:: SOURCE MATERIAL ::
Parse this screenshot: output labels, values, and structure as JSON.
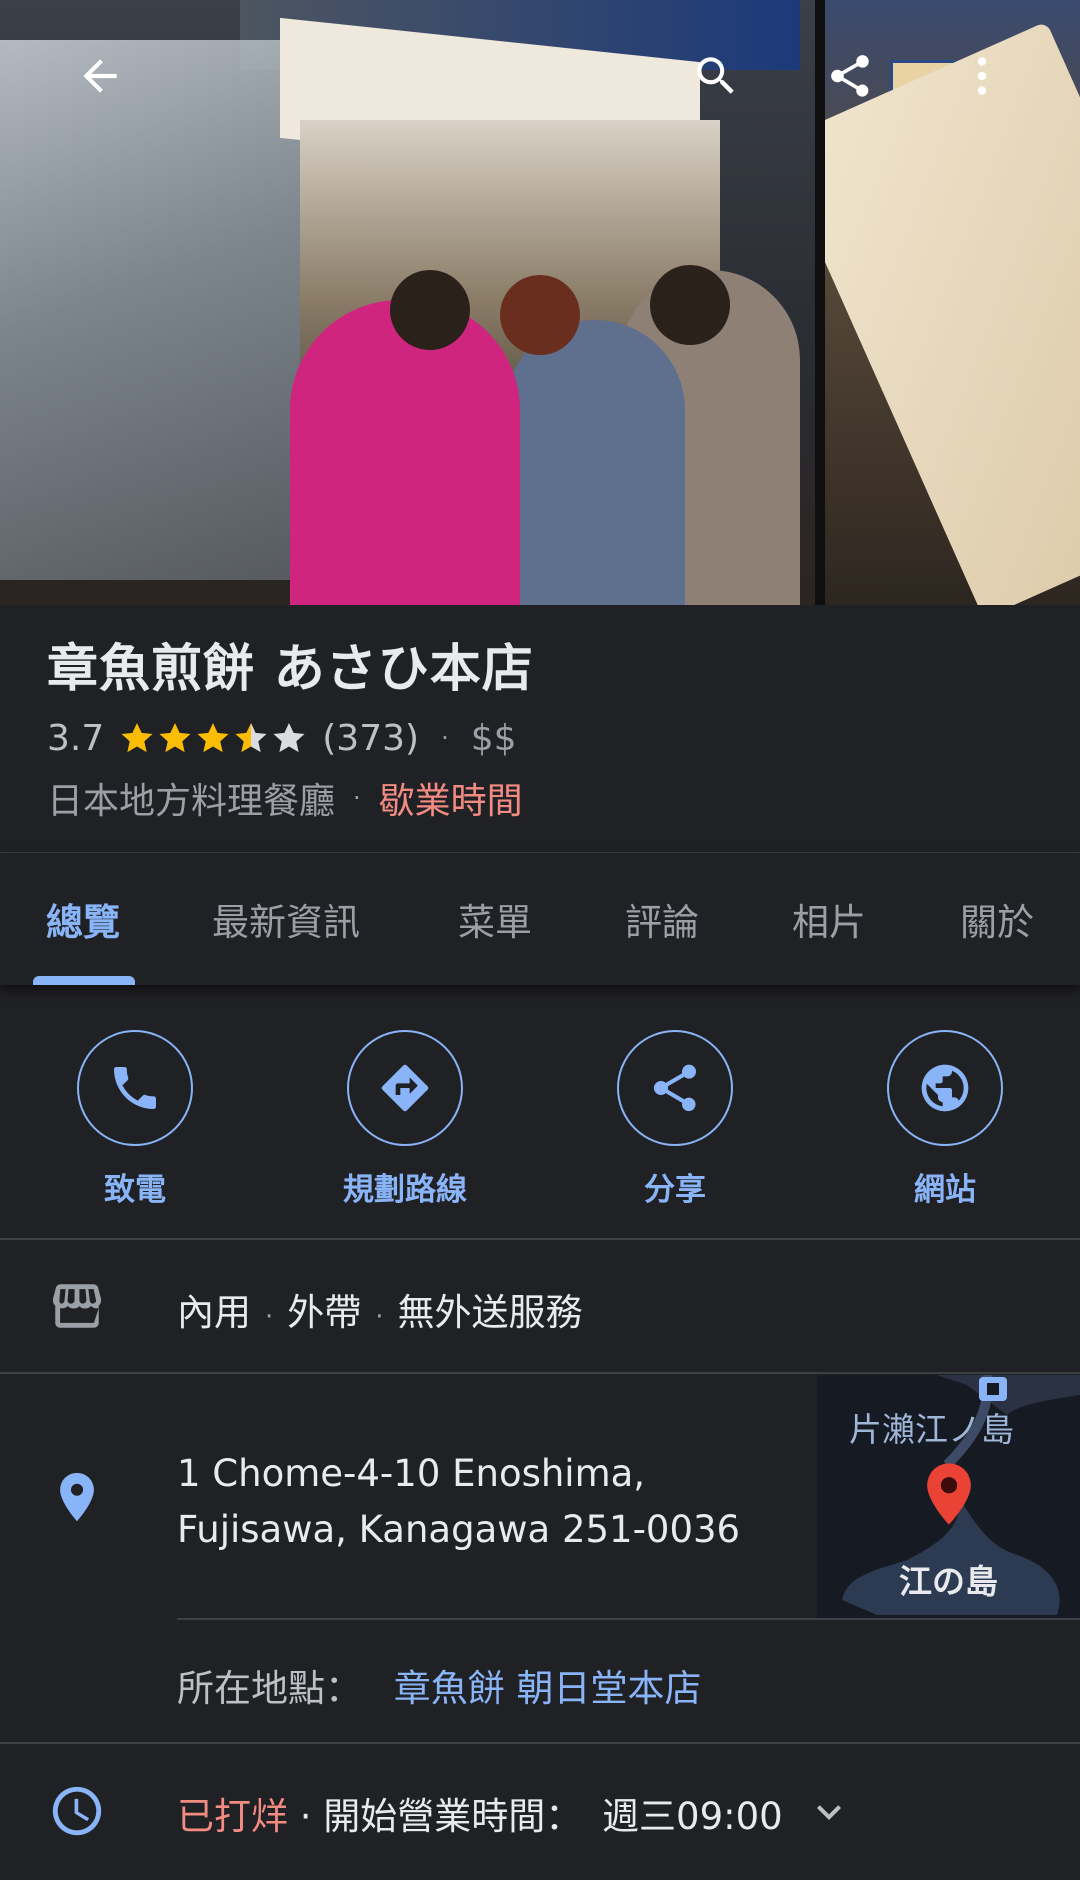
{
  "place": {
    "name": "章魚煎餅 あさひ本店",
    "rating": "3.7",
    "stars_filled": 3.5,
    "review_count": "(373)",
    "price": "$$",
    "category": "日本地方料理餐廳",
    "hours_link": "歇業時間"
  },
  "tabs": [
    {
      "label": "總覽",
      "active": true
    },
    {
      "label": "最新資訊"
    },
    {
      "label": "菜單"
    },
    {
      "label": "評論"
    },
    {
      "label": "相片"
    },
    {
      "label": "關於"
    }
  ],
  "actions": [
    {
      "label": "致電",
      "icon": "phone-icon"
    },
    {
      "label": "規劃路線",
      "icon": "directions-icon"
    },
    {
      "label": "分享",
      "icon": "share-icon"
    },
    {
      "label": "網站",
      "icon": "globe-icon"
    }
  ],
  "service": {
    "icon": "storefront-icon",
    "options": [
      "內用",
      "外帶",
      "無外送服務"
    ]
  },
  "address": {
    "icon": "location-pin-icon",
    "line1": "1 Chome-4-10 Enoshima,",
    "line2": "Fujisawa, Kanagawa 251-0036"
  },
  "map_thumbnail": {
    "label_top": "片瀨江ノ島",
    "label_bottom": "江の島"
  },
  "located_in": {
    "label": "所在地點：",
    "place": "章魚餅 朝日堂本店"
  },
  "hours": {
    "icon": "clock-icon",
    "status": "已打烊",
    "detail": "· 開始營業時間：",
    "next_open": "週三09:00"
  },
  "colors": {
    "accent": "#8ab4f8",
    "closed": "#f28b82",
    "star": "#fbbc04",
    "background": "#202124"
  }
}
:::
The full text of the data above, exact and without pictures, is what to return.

REPLY TO THE TASK>
Parse this screenshot: output labels, values, and structure as JSON.
{
  "place": {
    "name": "章魚煎餅 あさひ本店",
    "rating": "3.7",
    "stars_filled": 3.5,
    "review_count": "(373)",
    "price": "$$",
    "category": "日本地方料理餐廳",
    "hours_link": "歇業時間"
  },
  "tabs": [
    {
      "label": "總覽",
      "active": true
    },
    {
      "label": "最新資訊"
    },
    {
      "label": "菜單"
    },
    {
      "label": "評論"
    },
    {
      "label": "相片"
    },
    {
      "label": "關於"
    }
  ],
  "actions": [
    {
      "label": "致電",
      "icon": "phone-icon"
    },
    {
      "label": "規劃路線",
      "icon": "directions-icon"
    },
    {
      "label": "分享",
      "icon": "share-icon"
    },
    {
      "label": "網站",
      "icon": "globe-icon"
    }
  ],
  "service": {
    "icon": "storefront-icon",
    "options": [
      "內用",
      "外帶",
      "無外送服務"
    ]
  },
  "address": {
    "icon": "location-pin-icon",
    "line1": "1 Chome-4-10 Enoshima,",
    "line2": "Fujisawa, Kanagawa 251-0036"
  },
  "map_thumbnail": {
    "label_top": "片瀨江ノ島",
    "label_bottom": "江の島"
  },
  "located_in": {
    "label": "所在地點：",
    "place": "章魚餅 朝日堂本店"
  },
  "hours": {
    "icon": "clock-icon",
    "status": "已打烊",
    "detail": "· 開始營業時間：",
    "next_open": "週三09:00"
  },
  "colors": {
    "accent": "#8ab4f8",
    "closed": "#f28b82",
    "star": "#fbbc04",
    "background": "#202124"
  }
}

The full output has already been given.